# Work to be completed
Return, from the listing below, every line that includes "icon".

▼

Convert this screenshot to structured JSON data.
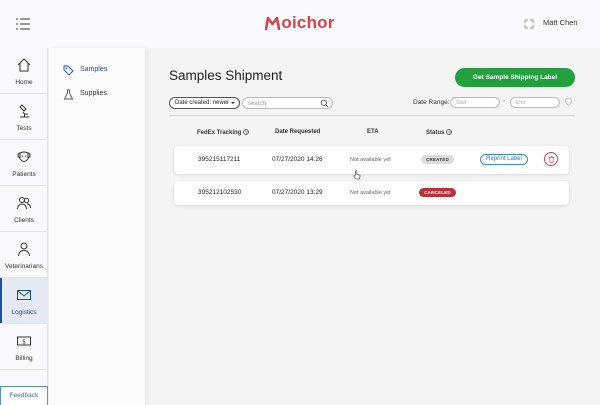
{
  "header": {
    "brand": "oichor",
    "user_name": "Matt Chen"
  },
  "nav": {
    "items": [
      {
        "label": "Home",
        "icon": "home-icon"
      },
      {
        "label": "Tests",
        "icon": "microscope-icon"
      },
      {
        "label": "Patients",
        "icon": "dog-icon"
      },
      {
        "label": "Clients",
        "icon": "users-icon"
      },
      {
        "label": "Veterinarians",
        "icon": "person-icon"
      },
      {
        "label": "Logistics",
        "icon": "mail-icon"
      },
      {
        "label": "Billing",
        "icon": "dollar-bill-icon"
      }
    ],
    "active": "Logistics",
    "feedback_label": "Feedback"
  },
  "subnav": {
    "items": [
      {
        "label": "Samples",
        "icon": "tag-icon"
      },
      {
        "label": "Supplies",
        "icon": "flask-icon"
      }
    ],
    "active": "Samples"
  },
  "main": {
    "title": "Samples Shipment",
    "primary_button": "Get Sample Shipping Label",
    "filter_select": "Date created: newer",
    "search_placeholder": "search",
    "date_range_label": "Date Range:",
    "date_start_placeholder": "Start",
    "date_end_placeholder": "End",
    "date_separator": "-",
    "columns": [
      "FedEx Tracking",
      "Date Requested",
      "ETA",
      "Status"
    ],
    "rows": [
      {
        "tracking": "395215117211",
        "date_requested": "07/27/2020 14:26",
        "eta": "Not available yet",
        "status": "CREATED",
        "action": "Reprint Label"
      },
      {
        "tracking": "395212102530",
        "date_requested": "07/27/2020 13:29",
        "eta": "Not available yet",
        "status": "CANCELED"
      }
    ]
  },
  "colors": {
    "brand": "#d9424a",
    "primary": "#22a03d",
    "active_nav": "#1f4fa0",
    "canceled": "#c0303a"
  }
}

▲
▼

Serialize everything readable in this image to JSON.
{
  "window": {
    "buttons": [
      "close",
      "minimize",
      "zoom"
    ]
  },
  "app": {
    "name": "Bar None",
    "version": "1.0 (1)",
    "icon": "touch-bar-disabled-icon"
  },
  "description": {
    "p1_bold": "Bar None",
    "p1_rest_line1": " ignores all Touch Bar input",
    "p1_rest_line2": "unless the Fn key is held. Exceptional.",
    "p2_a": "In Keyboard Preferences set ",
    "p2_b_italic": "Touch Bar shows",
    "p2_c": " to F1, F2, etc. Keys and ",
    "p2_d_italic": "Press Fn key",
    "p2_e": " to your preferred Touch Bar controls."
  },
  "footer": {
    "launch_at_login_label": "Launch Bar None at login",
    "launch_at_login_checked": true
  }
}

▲

# Solved exercise
        "icon": "home-icon"
        "icon": "microscope-icon"
        "icon": "dog-icon"
        "icon": "users-icon"
        "icon": "person-icon"
        "icon": "mail-icon"
        "icon": "dollar-bill-icon"
        "icon": "tag-icon"
        "icon": "flask-icon"
    "icon": "touch-bar-disabled-icon"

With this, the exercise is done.